> [Task statement]
In the entries below, find the string "true" and return each line holding it.

Data to use below:

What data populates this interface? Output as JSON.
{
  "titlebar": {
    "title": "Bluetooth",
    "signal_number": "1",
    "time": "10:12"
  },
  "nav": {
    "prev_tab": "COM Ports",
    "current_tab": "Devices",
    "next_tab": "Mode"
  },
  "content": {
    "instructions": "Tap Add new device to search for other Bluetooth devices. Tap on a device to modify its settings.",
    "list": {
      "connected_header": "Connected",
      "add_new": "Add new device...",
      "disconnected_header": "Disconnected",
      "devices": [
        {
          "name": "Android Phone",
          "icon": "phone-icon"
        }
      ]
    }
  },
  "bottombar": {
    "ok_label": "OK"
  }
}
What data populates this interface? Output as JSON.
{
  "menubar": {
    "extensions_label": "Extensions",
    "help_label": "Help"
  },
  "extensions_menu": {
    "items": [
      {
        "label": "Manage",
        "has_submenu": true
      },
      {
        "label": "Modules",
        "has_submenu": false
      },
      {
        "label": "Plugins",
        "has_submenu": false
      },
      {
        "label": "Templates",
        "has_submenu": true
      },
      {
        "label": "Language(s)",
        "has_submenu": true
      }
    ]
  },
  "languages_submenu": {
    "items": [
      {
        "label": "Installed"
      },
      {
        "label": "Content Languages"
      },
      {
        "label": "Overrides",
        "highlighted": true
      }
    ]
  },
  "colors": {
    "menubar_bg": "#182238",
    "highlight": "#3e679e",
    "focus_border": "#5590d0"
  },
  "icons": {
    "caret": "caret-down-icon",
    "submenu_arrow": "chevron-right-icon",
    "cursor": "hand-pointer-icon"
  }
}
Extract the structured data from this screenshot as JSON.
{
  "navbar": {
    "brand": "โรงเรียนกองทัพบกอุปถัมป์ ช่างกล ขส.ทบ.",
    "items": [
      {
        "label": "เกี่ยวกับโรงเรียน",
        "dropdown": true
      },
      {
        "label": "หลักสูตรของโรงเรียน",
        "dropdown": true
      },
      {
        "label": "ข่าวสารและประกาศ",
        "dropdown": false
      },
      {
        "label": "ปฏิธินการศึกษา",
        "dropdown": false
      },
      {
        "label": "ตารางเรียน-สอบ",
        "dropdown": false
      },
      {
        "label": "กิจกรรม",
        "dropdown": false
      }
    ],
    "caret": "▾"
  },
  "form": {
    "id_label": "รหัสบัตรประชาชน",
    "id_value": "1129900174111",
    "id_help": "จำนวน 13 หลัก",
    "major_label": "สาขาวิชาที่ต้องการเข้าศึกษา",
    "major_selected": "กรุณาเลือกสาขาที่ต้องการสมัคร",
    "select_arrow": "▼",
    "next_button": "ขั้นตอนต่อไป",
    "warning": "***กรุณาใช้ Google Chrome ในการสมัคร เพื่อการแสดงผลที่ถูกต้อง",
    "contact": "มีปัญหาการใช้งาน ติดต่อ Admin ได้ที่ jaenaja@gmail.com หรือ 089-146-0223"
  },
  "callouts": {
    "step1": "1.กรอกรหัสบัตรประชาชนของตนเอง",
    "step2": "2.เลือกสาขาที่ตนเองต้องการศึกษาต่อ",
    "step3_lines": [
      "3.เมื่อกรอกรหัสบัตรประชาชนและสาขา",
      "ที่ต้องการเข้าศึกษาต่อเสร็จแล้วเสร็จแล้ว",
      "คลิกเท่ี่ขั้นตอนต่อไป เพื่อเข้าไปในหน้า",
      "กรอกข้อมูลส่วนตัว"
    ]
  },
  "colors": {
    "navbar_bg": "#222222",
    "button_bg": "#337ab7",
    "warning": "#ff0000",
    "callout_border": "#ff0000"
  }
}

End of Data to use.
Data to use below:

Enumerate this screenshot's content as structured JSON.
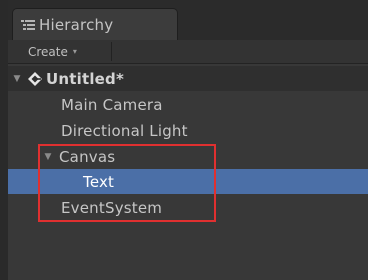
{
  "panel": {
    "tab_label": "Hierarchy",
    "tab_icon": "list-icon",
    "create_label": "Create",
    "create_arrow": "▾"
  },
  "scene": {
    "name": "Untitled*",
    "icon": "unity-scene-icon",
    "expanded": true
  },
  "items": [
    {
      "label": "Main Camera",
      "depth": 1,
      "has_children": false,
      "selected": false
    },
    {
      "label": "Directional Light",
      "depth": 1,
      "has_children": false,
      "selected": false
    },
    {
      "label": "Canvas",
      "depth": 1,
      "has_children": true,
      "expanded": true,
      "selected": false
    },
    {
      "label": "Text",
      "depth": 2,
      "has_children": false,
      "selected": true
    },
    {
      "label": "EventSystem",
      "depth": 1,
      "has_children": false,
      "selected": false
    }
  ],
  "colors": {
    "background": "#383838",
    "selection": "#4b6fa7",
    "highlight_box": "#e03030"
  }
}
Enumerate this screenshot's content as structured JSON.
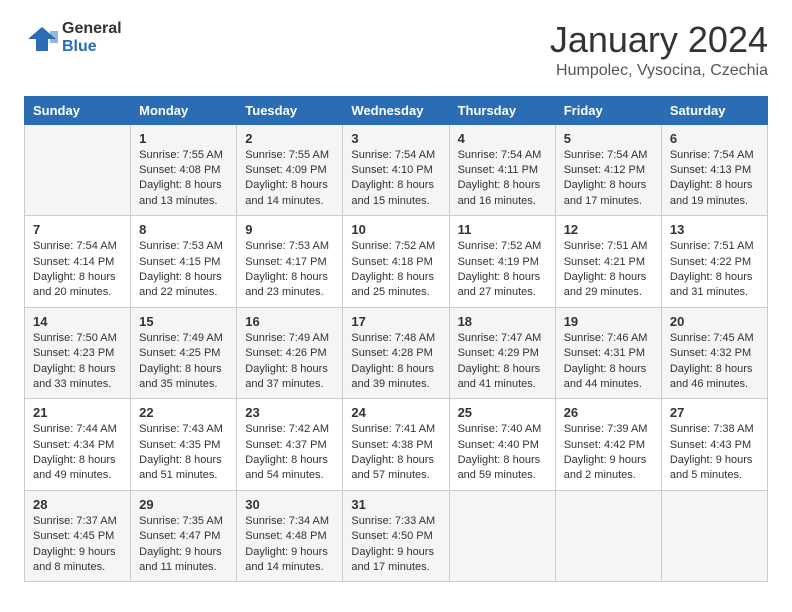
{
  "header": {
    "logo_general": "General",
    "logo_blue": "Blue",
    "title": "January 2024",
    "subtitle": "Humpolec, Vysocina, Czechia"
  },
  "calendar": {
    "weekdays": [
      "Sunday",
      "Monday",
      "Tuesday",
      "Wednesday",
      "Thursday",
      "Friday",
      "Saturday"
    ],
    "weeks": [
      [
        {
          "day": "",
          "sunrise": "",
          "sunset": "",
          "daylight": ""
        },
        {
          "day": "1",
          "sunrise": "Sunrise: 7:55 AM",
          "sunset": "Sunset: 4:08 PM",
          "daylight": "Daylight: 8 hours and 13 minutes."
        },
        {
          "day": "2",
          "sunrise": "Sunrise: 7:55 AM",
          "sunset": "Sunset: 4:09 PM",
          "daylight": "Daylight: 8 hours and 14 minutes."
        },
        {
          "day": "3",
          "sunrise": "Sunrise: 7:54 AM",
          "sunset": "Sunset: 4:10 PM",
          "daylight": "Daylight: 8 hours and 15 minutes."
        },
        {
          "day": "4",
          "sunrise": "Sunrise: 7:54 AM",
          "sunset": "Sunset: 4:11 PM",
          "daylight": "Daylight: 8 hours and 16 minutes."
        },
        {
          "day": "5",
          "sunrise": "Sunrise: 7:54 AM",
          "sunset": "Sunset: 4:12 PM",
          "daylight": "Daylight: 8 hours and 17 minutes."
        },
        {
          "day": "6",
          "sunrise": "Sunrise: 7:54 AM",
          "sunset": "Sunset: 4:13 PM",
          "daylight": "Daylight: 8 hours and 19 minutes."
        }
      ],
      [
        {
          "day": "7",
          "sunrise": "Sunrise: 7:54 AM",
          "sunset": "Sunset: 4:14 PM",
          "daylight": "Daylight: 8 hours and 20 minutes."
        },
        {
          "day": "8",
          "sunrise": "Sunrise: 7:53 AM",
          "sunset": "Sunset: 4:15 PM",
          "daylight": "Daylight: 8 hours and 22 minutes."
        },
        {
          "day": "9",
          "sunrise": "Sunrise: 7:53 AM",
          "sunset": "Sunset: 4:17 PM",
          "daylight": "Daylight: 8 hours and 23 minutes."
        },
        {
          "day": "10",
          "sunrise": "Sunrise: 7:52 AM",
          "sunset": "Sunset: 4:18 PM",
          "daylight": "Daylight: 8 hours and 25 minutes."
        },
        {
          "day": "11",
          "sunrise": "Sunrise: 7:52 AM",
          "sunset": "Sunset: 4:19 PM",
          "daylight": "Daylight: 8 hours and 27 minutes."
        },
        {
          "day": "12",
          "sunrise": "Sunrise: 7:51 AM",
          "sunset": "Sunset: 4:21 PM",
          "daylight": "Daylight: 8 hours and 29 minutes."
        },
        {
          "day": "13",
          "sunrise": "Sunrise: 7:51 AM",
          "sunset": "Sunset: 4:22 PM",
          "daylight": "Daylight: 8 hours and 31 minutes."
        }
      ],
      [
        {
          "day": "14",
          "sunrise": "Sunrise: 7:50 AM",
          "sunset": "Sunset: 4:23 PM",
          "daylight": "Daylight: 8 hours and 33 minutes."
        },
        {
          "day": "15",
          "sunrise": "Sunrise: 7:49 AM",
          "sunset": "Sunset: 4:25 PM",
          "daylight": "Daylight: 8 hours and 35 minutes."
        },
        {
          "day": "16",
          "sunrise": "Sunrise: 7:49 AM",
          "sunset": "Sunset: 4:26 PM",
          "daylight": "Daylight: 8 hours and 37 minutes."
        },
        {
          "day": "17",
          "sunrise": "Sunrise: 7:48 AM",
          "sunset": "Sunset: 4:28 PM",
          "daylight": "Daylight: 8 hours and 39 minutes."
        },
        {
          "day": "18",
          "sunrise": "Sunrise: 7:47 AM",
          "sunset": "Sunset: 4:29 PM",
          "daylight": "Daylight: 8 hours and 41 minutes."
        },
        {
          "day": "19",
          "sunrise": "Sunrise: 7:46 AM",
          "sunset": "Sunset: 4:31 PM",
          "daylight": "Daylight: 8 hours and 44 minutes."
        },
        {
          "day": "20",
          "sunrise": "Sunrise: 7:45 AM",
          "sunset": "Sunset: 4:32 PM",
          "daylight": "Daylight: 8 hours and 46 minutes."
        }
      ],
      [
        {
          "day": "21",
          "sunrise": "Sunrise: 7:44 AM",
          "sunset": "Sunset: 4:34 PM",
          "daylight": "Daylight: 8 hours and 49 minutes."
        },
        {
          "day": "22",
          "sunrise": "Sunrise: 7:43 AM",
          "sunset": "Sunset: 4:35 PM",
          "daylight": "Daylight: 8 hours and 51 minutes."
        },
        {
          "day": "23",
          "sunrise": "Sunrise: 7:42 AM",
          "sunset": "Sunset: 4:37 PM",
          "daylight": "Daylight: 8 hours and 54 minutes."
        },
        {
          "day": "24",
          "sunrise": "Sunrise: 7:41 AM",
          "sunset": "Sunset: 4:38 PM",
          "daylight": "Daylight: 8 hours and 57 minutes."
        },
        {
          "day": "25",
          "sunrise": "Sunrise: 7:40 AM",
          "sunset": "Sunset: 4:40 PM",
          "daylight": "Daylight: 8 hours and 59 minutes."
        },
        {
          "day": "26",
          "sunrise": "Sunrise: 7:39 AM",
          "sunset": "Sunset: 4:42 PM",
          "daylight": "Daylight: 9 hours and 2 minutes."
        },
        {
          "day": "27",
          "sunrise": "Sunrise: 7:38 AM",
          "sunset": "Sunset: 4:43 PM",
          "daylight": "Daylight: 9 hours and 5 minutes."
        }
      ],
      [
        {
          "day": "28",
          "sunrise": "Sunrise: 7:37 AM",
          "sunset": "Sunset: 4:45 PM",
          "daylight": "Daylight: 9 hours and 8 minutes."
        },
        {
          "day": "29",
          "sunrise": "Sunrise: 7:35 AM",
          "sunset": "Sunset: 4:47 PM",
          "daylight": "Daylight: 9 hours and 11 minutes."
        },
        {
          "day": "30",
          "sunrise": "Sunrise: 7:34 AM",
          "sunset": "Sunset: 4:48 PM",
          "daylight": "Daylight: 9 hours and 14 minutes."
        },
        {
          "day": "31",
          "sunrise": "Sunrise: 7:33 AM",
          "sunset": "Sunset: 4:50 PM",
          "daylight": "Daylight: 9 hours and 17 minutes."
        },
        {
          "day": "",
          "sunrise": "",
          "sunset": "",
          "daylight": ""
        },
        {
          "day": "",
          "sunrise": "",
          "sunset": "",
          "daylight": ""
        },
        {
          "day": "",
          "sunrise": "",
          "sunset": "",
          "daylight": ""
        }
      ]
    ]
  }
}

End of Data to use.

> [Worked solution]
        "has_submenu": true
        "has_submenu": true
        "has_submenu": true
        "highlighted": true
        "dropdown": true
        "dropdown": true
    "expanded": true
      "has_children": true,
      "expanded": true,
      "selected": true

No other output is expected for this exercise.